The substantial surge in the incidence of vector-borne diseases can be partly attributed to these factors.

Miller School of Medicine’s Andre Wilke, Ph.D., a post-doctoral associate, John Beier, Sc.D., professor and director of the Division of Environment and Public Health, as well as University of Pisa’s Giovanni Benelli, Ph.D., a senior research entomologist at the Department of Agriculture, Food and Environment, co-authored a viewpoint paper on the A. albopictus in Europe and C. coronator Dyar and Knab in America – two highly invasive mosquito species. In the paper, which was published in Plos One, they shed light on key biological, ecological, and epidemiological issues that urgently need further attention at the forefront of vector biology and control research and provide suggestions for future research on the development of control strategies.

The C. coronator – a Neotropical species native from Trinidad and Tobago – is the vector of Saint Louis encephalitis and the West Nile viruses and is becoming a public health concern in the Americas. In the United States, they have been found in Mississippi, Alabama, Georgia, and Florida. In Miami-Dade, there have been 26,825 female C. coronator collected in urban areas from May 2016 to November 2019. The species was also found in Tennessee and in Virginia. 

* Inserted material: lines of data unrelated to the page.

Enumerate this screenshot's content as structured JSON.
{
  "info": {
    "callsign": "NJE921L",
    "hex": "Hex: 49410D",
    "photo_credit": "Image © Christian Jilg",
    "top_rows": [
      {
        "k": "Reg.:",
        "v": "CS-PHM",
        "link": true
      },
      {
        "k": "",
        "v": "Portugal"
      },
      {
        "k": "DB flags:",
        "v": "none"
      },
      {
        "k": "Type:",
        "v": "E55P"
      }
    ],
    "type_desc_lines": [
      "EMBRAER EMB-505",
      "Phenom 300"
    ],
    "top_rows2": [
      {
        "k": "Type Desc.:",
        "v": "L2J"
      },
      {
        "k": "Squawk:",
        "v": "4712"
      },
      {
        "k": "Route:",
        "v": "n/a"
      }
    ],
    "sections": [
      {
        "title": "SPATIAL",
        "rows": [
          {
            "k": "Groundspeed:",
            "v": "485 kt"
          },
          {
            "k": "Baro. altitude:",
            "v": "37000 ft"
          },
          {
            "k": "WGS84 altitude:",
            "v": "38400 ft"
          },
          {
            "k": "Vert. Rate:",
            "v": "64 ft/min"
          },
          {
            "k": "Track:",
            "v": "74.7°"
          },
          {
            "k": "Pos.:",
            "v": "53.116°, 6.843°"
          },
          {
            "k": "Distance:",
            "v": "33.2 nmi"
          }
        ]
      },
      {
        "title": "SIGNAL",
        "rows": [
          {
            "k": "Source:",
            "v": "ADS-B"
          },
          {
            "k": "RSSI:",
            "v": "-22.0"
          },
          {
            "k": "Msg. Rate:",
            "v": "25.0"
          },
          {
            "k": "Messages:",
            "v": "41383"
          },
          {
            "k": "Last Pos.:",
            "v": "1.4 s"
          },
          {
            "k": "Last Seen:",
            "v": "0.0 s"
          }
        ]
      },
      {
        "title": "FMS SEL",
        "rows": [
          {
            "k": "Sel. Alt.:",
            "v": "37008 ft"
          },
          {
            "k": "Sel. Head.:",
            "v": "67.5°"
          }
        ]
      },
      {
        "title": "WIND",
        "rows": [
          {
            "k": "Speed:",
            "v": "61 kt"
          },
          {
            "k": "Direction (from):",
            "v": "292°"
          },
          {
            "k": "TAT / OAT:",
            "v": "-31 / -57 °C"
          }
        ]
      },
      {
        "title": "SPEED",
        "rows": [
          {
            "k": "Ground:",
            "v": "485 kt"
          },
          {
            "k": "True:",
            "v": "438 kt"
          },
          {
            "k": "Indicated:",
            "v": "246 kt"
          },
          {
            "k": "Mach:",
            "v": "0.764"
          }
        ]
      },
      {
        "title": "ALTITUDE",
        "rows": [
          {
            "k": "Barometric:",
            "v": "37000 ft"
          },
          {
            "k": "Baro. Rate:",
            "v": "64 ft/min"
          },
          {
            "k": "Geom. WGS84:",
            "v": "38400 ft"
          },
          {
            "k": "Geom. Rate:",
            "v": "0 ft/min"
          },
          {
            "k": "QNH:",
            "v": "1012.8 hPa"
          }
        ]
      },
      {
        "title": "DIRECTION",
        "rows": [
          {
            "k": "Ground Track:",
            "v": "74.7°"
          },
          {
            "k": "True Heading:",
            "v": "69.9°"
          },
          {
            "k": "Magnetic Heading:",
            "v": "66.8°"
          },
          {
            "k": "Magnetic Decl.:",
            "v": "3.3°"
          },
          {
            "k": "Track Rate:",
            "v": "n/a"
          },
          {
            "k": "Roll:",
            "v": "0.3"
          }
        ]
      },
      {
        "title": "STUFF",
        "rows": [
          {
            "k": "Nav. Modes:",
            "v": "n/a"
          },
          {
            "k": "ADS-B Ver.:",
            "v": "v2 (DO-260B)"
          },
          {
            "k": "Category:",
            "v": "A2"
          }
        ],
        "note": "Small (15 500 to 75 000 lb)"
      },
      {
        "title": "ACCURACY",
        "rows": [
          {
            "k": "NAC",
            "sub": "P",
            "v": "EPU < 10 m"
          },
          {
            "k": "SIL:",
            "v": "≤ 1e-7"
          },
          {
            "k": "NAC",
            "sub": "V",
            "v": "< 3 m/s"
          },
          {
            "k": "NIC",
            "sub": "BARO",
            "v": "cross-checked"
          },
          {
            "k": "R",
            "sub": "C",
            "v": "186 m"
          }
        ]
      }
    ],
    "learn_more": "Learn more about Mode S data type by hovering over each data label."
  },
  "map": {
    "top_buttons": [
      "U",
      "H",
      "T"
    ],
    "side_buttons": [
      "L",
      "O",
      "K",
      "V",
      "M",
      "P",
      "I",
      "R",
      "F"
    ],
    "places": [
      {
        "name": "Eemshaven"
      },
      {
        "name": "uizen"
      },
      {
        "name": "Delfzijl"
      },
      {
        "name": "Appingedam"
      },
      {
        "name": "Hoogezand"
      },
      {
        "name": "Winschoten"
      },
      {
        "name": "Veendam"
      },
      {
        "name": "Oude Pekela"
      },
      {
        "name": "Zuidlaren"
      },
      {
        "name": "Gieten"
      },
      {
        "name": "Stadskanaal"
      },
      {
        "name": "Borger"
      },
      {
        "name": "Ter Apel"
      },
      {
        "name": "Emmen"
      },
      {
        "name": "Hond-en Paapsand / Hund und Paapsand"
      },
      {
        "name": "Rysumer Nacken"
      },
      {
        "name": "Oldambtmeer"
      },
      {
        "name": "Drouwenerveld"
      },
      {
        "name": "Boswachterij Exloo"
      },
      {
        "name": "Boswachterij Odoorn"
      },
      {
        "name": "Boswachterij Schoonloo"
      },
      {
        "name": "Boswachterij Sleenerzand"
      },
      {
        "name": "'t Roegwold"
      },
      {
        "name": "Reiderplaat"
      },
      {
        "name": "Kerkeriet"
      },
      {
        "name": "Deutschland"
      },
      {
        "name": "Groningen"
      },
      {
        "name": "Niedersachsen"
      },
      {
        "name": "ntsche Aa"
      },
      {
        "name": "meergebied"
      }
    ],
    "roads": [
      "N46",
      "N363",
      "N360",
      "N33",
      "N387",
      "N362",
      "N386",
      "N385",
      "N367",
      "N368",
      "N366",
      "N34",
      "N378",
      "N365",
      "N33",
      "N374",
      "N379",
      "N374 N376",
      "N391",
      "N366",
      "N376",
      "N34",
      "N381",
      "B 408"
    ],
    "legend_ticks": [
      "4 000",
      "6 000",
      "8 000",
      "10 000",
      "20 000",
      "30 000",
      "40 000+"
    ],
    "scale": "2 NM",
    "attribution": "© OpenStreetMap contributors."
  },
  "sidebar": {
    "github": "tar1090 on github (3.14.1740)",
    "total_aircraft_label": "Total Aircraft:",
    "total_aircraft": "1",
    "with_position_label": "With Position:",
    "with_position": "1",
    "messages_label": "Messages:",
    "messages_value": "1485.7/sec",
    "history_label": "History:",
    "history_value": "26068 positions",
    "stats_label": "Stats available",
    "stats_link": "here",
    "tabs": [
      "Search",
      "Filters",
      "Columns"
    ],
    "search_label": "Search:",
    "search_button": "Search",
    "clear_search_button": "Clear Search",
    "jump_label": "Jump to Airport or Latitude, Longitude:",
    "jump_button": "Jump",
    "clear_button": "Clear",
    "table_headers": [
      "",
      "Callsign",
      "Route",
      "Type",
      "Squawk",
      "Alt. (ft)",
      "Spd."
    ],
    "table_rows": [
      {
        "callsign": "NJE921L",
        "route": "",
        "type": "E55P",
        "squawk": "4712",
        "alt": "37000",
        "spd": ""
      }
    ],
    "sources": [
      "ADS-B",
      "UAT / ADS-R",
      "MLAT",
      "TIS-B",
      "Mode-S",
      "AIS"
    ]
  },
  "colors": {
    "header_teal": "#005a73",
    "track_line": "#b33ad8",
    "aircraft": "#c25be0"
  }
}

The A. albopictus, more recently found by the world trade of used tires, is a primary vector of the chikungunya, dengue, yellow fever, and Zika viruses. It has been mainly found in several Western European countries, such as in Albania, Italy, France, Greece, Switzerland, Belgium, Spain, Germany. The species was also found in Southern England.

“It is currently unknown what mechanisms are employed by invasive mosquito species to disperse, establish and thrive in urban environments. There are no effective contingency plans to guide mosquito control operations to deal with this increasing threat,” Dr. Wilke said.

Because of this, Dr. Wilke, Dr. Beier, and Dr. Benelli suggested a framework for future research on the development of control strategies to prevent the invasion, establishment, and colonization of new areas by alien mosquito vectors. These suggestions included the development of basic information on how and why invasive vector species are becoming locally abundant in urban environments, as well as the development of profiles of basic ecology and behavior for new and neglected invasive mosquito species to clarify their potential importance as vectors.

Other suggestions included an increase in awareness about the potential presence of invasive mosquito species to avoid their underestimation or even failure in detecting them due to misidentification of specimens or surveillance strategies disregarding their habitats and an assessment of current and future risks to determine if some invasive species should be considered a higher priority for vector control operations.

Written by Amanda Torres
Published on January 21, 2020